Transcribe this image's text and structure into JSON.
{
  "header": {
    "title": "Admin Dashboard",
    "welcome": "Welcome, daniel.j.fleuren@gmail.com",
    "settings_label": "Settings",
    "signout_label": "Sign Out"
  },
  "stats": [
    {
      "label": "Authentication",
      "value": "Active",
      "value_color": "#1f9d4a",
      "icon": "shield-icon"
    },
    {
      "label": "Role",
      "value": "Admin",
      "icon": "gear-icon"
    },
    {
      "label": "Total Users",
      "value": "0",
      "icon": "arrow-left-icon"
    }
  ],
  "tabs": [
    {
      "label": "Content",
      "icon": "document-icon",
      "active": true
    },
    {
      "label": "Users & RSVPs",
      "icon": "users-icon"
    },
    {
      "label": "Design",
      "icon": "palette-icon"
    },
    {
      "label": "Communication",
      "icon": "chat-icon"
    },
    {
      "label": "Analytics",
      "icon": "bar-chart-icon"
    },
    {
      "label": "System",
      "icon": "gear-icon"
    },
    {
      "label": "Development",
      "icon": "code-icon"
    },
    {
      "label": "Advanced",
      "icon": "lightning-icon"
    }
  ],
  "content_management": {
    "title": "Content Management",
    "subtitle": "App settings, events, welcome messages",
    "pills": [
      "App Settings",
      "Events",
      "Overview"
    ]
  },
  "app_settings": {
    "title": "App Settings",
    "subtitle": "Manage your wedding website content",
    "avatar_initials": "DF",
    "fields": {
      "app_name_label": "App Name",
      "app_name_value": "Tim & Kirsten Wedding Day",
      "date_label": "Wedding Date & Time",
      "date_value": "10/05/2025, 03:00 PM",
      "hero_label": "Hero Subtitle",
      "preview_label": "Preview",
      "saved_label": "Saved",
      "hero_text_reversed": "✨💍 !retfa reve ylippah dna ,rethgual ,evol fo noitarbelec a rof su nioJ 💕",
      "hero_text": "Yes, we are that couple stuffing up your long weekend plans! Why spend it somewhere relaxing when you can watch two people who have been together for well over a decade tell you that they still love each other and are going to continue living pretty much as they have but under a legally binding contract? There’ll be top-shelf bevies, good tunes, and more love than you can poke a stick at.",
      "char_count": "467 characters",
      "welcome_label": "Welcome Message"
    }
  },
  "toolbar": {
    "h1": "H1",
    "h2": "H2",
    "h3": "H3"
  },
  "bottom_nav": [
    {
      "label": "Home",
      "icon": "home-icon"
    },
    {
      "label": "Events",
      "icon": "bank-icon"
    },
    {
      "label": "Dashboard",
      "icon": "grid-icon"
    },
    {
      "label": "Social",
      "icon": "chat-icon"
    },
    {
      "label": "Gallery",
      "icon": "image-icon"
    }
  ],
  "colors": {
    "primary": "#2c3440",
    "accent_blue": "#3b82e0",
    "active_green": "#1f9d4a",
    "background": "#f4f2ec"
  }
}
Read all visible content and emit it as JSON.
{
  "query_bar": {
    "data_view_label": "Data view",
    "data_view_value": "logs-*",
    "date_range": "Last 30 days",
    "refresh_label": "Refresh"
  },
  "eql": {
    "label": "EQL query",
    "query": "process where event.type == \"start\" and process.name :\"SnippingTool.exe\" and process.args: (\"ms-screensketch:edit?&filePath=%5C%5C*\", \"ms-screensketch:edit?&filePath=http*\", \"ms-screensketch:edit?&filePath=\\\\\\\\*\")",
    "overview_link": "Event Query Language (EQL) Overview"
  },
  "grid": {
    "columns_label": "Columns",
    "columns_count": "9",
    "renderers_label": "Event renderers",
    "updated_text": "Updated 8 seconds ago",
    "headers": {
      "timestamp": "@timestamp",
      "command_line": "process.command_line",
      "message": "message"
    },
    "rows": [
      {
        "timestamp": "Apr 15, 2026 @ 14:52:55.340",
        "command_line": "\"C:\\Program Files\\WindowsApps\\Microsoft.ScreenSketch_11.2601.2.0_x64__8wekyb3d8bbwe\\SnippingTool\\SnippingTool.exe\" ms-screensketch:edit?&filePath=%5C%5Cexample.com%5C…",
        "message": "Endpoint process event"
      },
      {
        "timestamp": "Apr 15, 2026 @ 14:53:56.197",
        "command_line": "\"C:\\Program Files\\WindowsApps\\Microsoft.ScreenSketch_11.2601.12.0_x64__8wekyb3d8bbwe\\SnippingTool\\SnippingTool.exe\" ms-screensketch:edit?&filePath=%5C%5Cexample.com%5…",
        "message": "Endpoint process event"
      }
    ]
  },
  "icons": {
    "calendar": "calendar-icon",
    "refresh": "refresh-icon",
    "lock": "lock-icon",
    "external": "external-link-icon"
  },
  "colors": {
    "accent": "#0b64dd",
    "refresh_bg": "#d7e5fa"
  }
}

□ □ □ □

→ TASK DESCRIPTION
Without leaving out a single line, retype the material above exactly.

→ RESULT
Transcribe this image's text and structure into JSON.
{
  "header": {
    "title": "Admin Dashboard",
    "welcome": "Welcome, daniel.j.fleuren@gmail.com",
    "settings_label": "Settings",
    "signout_label": "Sign Out"
  },
  "stats": [
    {
      "label": "Authentication",
      "value": "Active",
      "value_color": "#1f9d4a",
      "icon": "shield-icon"
    },
    {
      "label": "Role",
      "value": "Admin",
      "icon": "gear-icon"
    },
    {
      "label": "Total Users",
      "value": "0",
      "icon": "arrow-left-icon"
    }
  ],
  "tabs": [
    {
      "label": "Content",
      "icon": "document-icon",
      "active": true
    },
    {
      "label": "Users & RSVPs",
      "icon": "users-icon"
    },
    {
      "label": "Design",
      "icon": "palette-icon"
    },
    {
      "label": "Communication",
      "icon": "chat-icon"
    },
    {
      "label": "Analytics",
      "icon": "bar-chart-icon"
    },
    {
      "label": "System",
      "icon": "gear-icon"
    },
    {
      "label": "Development",
      "icon": "code-icon"
    },
    {
      "label": "Advanced",
      "icon": "lightning-icon"
    }
  ],
  "content_management": {
    "title": "Content Management",
    "subtitle": "App settings, events, welcome messages",
    "pills": [
      "App Settings",
      "Events",
      "Overview"
    ]
  },
  "app_settings": {
    "title": "App Settings",
    "subtitle": "Manage your wedding website content",
    "avatar_initials": "DF",
    "fields": {
      "app_name_label": "App Name",
      "app_name_value": "Tim & Kirsten Wedding Day",
      "date_label": "Wedding Date & Time",
      "date_value": "10/05/2025, 03:00 PM",
      "hero_label": "Hero Subtitle",
      "preview_label": "Preview",
      "saved_label": "Saved",
      "hero_text_reversed": "✨💍 !retfa reve ylippah dna ,rethgual ,evol fo noitarbelec a rof su nioJ 💕",
      "hero_text": "Yes, we are that couple stuffing up your long weekend plans! Why spend it somewhere relaxing when you can watch two people who have been together for well over a decade tell you that they still love each other and are going to continue living pretty much as they have but under a legally binding contract? There’ll be top-shelf bevies, good tunes, and more love than you can poke a stick at.",
      "char_count": "467 characters",
      "welcome_label": "Welcome Message"
    }
  },
  "toolbar": {
    "h1": "H1",
    "h2": "H2",
    "h3": "H3"
  },
  "bottom_nav": [
    {
      "label": "Home",
      "icon": "home-icon"
    },
    {
      "label": "Events",
      "icon": "bank-icon"
    },
    {
      "label": "Dashboard",
      "icon": "grid-icon"
    },
    {
      "label": "Social",
      "icon": "chat-icon"
    },
    {
      "label": "Gallery",
      "icon": "image-icon"
    }
  ],
  "colors": {
    "primary": "#2c3440",
    "accent_blue": "#3b82e0",
    "active_green": "#1f9d4a",
    "background": "#f4f2ec"
  }
}
Read all visible content and emit it as JSON.
{
  "query_bar": {
    "data_view_label": "Data view",
    "data_view_value": "logs-*",
    "date_range": "Last 30 days",
    "refresh_label": "Refresh"
  },
  "eql": {
    "label": "EQL query",
    "query": "process where event.type == \"start\" and process.name :\"SnippingTool.exe\" and process.args: (\"ms-screensketch:edit?&filePath=%5C%5C*\", \"ms-screensketch:edit?&filePath=http*\", \"ms-screensketch:edit?&filePath=\\\\\\\\*\")",
    "overview_link": "Event Query Language (EQL) Overview"
  },
  "grid": {
    "columns_label": "Columns",
    "columns_count": "9",
    "renderers_label": "Event renderers",
    "updated_text": "Updated 8 seconds ago",
    "headers": {
      "timestamp": "@timestamp",
      "command_line": "process.command_line",
      "message": "message"
    },
    "rows": [
      {
        "timestamp": "Apr 15, 2026 @ 14:52:55.340",
        "command_line": "\"C:\\Program Files\\WindowsApps\\Microsoft.ScreenSketch_11.2601.2.0_x64__8wekyb3d8bbwe\\SnippingTool\\SnippingTool.exe\" ms-screensketch:edit?&filePath=%5C%5Cexample.com%5C…",
        "message": "Endpoint process event"
      },
      {
        "timestamp": "Apr 15, 2026 @ 14:53:56.197",
        "command_line": "\"C:\\Program Files\\WindowsApps\\Microsoft.ScreenSketch_11.2601.12.0_x64__8wekyb3d8bbwe\\SnippingTool\\SnippingTool.exe\" ms-screensketch:edit?&filePath=%5C%5Cexample.com%5…",
        "message": "Endpoint process event"
      }
    ]
  },
  "icons": {
    "calendar": "calendar-icon",
    "refresh": "refresh-icon",
    "lock": "lock-icon",
    "external": "external-link-icon"
  },
  "colors": {
    "accent": "#0b64dd",
    "refresh_bg": "#d7e5fa"
  }
}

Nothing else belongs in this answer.